Carla Huhtanen
Carla began her professional career at Teatro La Fenice (Venice) in Gershwin’s Lady, Be Good! and Cherubini’s Anacreon in 2000. She sang Angelica in Handel’s Orlando and the title role in Purcell’s Fairy Queen, touring Provence. Her UK debut was for Garsington Opera — Lisetta in La Gazzetta (2001) and Serpetta in La Finta Giardiniera (2003). Other highlights include Bernstein’s Candide with the BBC Orchestra, the Israel Philharmonic and the National Orchestra of Malta. At home in Toronto, she sings with Opera Atelier and Tapestry New Opera. Recent performances include Salonen’s Five Images after Sappho (KW Symphony) and Tapestry’s Opera to Go. Future engagements include Blizzard Voices (Moravec) with Opera Omaha and Opera Atelier’s Die Entfà¼hrung.

Knurl, a.k.a. Alan Bloor, is one of the premier noise artists in Canada.

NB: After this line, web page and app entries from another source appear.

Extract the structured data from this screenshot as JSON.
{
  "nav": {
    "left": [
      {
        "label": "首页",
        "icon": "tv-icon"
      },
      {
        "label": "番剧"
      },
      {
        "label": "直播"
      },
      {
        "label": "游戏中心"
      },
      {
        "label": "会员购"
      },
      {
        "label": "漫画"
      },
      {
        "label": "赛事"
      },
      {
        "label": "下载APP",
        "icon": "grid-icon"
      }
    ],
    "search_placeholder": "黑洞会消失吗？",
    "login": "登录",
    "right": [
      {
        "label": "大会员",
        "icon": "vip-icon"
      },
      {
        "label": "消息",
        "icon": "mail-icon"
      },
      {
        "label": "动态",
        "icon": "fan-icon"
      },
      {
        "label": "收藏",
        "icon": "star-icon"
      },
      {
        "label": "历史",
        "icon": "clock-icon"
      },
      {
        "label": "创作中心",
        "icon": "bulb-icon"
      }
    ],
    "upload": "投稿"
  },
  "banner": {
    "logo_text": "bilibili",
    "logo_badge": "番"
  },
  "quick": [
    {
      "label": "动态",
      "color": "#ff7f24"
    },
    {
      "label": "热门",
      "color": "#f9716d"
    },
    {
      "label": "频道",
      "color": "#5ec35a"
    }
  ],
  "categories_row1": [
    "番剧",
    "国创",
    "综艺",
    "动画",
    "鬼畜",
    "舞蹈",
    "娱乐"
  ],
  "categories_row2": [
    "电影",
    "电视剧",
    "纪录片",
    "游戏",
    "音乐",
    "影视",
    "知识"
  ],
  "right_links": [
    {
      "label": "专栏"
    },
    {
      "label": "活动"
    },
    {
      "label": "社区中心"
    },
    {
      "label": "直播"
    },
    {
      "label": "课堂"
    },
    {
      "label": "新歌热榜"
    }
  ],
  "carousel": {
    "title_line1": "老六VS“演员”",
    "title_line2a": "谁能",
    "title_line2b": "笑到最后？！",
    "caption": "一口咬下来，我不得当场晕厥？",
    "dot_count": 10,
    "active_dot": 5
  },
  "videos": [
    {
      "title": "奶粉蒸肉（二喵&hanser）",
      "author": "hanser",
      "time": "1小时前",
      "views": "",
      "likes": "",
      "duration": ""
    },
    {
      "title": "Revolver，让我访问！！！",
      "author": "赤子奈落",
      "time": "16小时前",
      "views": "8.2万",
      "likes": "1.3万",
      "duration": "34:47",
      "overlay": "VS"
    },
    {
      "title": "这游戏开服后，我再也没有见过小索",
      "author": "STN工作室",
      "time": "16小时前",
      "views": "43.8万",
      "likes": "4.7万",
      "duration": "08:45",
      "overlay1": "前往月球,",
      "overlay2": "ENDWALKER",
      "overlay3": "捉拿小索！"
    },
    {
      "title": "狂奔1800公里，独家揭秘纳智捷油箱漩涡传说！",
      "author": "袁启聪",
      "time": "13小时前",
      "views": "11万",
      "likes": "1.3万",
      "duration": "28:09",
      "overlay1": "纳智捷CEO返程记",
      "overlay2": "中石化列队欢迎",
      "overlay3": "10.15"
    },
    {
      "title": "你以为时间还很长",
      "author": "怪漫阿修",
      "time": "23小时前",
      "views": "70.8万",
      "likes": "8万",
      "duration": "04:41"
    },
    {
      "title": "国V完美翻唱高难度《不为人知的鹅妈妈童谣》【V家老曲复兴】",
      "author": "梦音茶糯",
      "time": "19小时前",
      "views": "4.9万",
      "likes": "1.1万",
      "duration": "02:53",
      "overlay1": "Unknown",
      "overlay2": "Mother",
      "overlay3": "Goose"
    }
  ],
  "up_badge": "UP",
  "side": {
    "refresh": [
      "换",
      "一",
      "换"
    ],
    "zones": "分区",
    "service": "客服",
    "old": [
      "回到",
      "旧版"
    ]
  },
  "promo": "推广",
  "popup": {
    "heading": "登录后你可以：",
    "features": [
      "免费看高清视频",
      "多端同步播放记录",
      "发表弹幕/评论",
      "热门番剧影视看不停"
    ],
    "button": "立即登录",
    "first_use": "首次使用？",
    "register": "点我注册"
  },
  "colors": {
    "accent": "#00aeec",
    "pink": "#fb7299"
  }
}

Knurl began as a solo project in late 1994 with the idea to take music as we know it and strip it entirely of what we know music to be: its rhythm, melody, and vocals. Using contact mics and scrap metal, his work is at times reminiscent of the likes of Daniel Menche and Haters. Knurl has released work with Alien8 Recordings, RRR and Self Abuse, among many other labels. Recordings of Knurl are always without the assistance of computers, synthesizers or samplers.

Sandro Perri is a Toronto-based musician/producer who has been steadily developing a unique voice since his 1999 debut as Polmo Polpo. Utilizing percussion, electronics, lap steel guitar or harmonica to create a rich world of sound like dub without the reggae, his music moves across a spectrum of styles including dance, drone, pop, minimalism, noise, jazz and more. Recently he has dipped further into improvisation and vocal-based songwriting, both solo and in collaboration with Great Lake Swimmers, Glissandro 70 and Double Suicide.

Erik Ross
Dr. Erik Ross composes for all media. He has had performances of his works in Canada, the United States, Mexico, England, Japan and Australia. He recently completed an accordion and audio piece for Joseph Petric as well as an ensemble piece for Toca Loca’s P*P Project. Projects for this year include a large work for the Evergreen Club Contemporary Gamelan, an audio/chamber piece for Wallace Halladay and Ryan Scott, and a piece for the Hannaford Street Silver Band.

Smith & Wiernik is a multi-media project dedicated to the recontextualization of urban space. A venture between Neil Wiernik & Greg J. Smith, the collaboration is a creative vehicle for the duo’s diverse backgrounds in architecture, audio art, drawing and musical composition. The project is an experiment in the creation of “site specific” audio-visual pieces which document the experiential qualities, history, geometry and character of the architectural and infrastructural spaces of the city around us. Concrete Toronto marks the first performance of what will be an ongoing collaboration.,

Top photo by mtlp